Remember when Republicans took control of the House in the 2010 election by riding the anti-ObamaCare wave and pledging to repeal and/or defund it? What happened to that?
As I wrote last week, the repeal efforts have largely fizzled. Then on Wednesday, the House again voted for a CR that doesn’t even touch the funding for ObamaCare. The bill (HR 933, dubbed the “Department of Defense, Military Construction and Veterans Affairs, and Full-Year Continuing Appropriations Act, 2013,” would extend federal government funding beyond March 27 through the end of FY 2013 on September 30, 2013. Congratulations to the Boehner/Cantor/McCarthy gang for refusing to use the House’s power to originate appropriations bills to any meaningful effect.
The CR passed despite valiant effort by Rep. Jim Bridenstine (R-OK) and Re. Tim Huelskamp (R-KS) to encourage Boehner and Cantor to support the defunding efforts. The letter stated in part:
“Since much of the implementation of ObamaCare is a function of the discretionary appropriations process, and since most of the citizens we represent believe that ObamaCare should never go into effect, we urge you to affirmatively de-fund the implementation of ObamaCare in any relevant appropriations bill brought to the House floor in the 113th Congress, including any continuing appropriations bill. Please commit to not bring to the House Floor any legislation that provides or allows funds to implement ObamaCare through the Department of Health and Human Services, the Department of Treasury, or any other federal entity.”
The effort failed. As Daniel Horowitz wrote at RedState, only 14 House Republicans voted against passage of the CR. Not surprisingly, Bridenstine and Rep. Amash (R-MI) were among the ranks of “Nays.” Huelskamp inexplicably was a “Yea.” The leadership is defending the CR on the grounds that it addresses only discretionary spending, not the “mandatory” ObamaCare funding. It’s well past time we start addressing mandatory spending then.
Fortunately, Sen. Ted Cruz (R-TX) and Sen. Mike Lee (R-UT) are stepping up to continue the fight by proposing an amendment to the CR in the Senate that delays Obamacare funding until the economy improves. Byron York of the Washington Examiner has quoted Cruz and Lee stating the following:
“I intend to object to consideration of any continuing resolution that does not include a vote to delay funding of Obamacare,” Cruz said in a press release Wednesday. Arguing that Obamacare will slow economic growth — already just 0.1 percent last quarter — Cruz added, “I believe we should continue to delay such funding at least until economic growth returns to historic averages.”

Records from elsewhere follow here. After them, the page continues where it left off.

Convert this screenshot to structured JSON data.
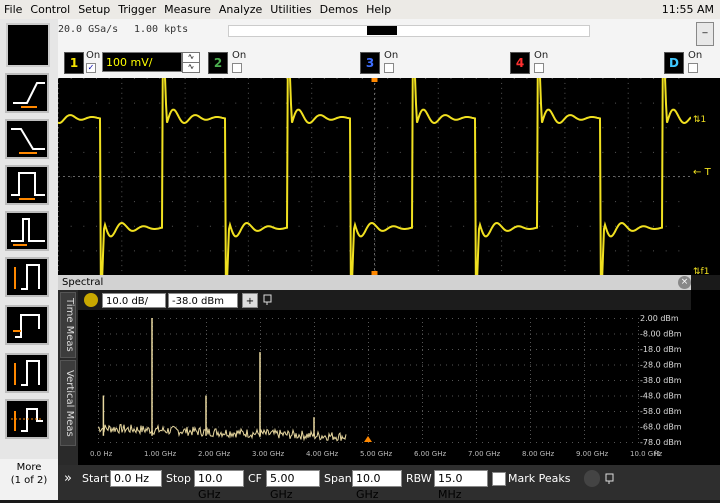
{
  "menu": {
    "items": [
      "File",
      "Control",
      "Setup",
      "Trigger",
      "Measure",
      "Analyze",
      "Utilities",
      "Demos",
      "Help"
    ],
    "clock": "11:55 AM"
  },
  "acquisition": {
    "sample_rate": "20.0 GSa/s",
    "points": "1.00 kpts",
    "minimize_label": "_"
  },
  "channels": [
    {
      "number": "1",
      "on_label": "On",
      "checked": true,
      "color": "#f5e400",
      "scale": "100 mV/"
    },
    {
      "number": "2",
      "on_label": "On",
      "checked": false,
      "color": "#4caf50"
    },
    {
      "number": "3",
      "on_label": "On",
      "checked": false,
      "color": "#3f6fff"
    },
    {
      "number": "4",
      "on_label": "On",
      "checked": false,
      "color": "#ff3030"
    },
    {
      "number": "D",
      "on_label": "On",
      "checked": false,
      "color": "#40c8ff"
    }
  ],
  "scope": {
    "trace_color": "#f0e020",
    "trigger_marker": "T"
  },
  "left_toolbar": {
    "more_label": "More",
    "more_sub": "(1 of 2)"
  },
  "spectral": {
    "title": "Spectral",
    "close_label": "×",
    "tab_time": "Time Meas",
    "tab_vertical": "Vertical Meas",
    "scale": "10.0 dB/",
    "offset": "-38.0 dBm",
    "plus_label": "+",
    "trace_color": "#e8d8a0",
    "y_labels": [
      "2.00 dBm",
      "-8.00 dBm",
      "-18.0 dBm",
      "-28.0 dBm",
      "-38.0 dBm",
      "-48.0 dBm",
      "-58.0 dBm",
      "-68.0 dBm",
      "-78.0 dBm"
    ],
    "x_labels": [
      "0.0 Hz",
      "1.00 GHz",
      "2.00 GHz",
      "3.00 GHz",
      "4.00 GHz",
      "5.00 GHz",
      "6.00 GHz",
      "7.00 GHz",
      "8.00 GHz",
      "9.00 GHz",
      "10.0 GHz"
    ],
    "x_suffix": "f1"
  },
  "bottom_controls": {
    "start_label": "Start",
    "start_value": "0.0 Hz",
    "stop_label": "Stop",
    "stop_value": "10.0 GHz",
    "cf_label": "CF",
    "cf_value": "5.00 GHz",
    "span_label": "Span",
    "span_value": "10.0 GHz",
    "rbw_label": "RBW",
    "rbw_value": "15.0 MHz",
    "mark_peaks_label": "Mark Peaks",
    "expand_label": "»"
  }
}
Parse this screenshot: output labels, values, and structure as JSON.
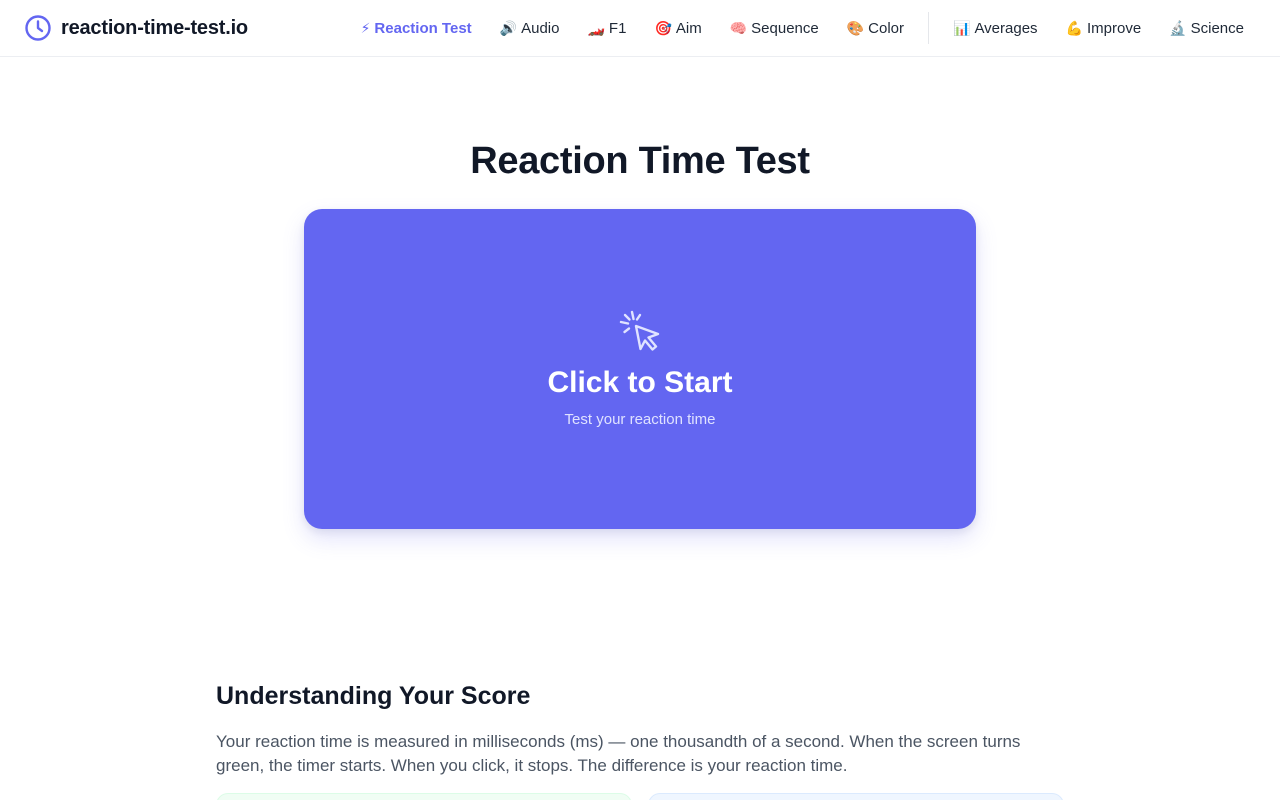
{
  "brand": {
    "name": "reaction-time-test.io",
    "icon": "clock-icon",
    "accent": "#6366f1"
  },
  "nav": {
    "primary": [
      {
        "emoji": "⚡",
        "label": "Reaction Test",
        "active": true
      },
      {
        "emoji": "🔊",
        "label": "Audio"
      },
      {
        "emoji": "🏎️",
        "label": "F1"
      },
      {
        "emoji": "🎯",
        "label": "Aim"
      },
      {
        "emoji": "🧠",
        "label": "Sequence"
      },
      {
        "emoji": "🎨",
        "label": "Color"
      }
    ],
    "secondary": [
      {
        "emoji": "📊",
        "label": "Averages"
      },
      {
        "emoji": "💪",
        "label": "Improve"
      },
      {
        "emoji": "🔬",
        "label": "Science"
      }
    ]
  },
  "hero": {
    "title": "Reaction Time Test"
  },
  "test_card": {
    "icon": "cursor-click-icon",
    "title": "Click to Start",
    "subtitle": "Test your reaction time",
    "color": "#6366f1"
  },
  "score_section": {
    "title": "Understanding Your Score",
    "body": "Your reaction time is measured in milliseconds (ms) — one thousandth of a second. When the screen turns green, the timer starts. When you click, it stops. The difference is your reaction time."
  },
  "colors": {
    "card_green_bg": "#f0fdf4",
    "card_blue_bg": "#eff6ff",
    "text_muted": "#4b5563"
  }
}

“Congress shouldn’t borrow more money to pay for something we cannot afford,” added Lee. “Although I would prefer a full repeal of Obamacare, we should at minimum delay its implementation until our country is experiencing real, sustained economic growth.”
York also quotes an aide addressing the strategy:
“But some Republicans, supported by some outside conservative groups, see the continuing resolution as an opportunity to keep up the fight against Obamacare. “What we’re saying to Reid is if you give us an up-or-down vote on defunding Obamacare, we will not object to the motion to proceed on the CR,” says one Hill aide. “That’s all we’re asking. What Reid will do is turn this around and say, ‘Here are the Tea Party Republicans trying to filibuster the CR because they want to shut down the government unless we do something crazy like defund Obamacare. Just move on — Obamacare is settled law.’”
The stakes are too high here to cave so easily. ObamaCare forces massive subsidies onto exchange coverage starting next year for households under 400% of the federal poverty level. HHS recently published the 2013 federal poverty levels in the Federal Register. Based on 2013 numbers, the new ObamaCare entitlement will be available for a family of four earning up to $94,200 a year. This fight will become exponentially more difficult once such a broad section of the country gets a taste of those government handouts.
FreedomWorks is again leading the charge on this issue by urging Senators to vote for the Cruz and Lee amendment to the CR, including this helpful guide for contacting your Senators. The vote could happen as early as this week.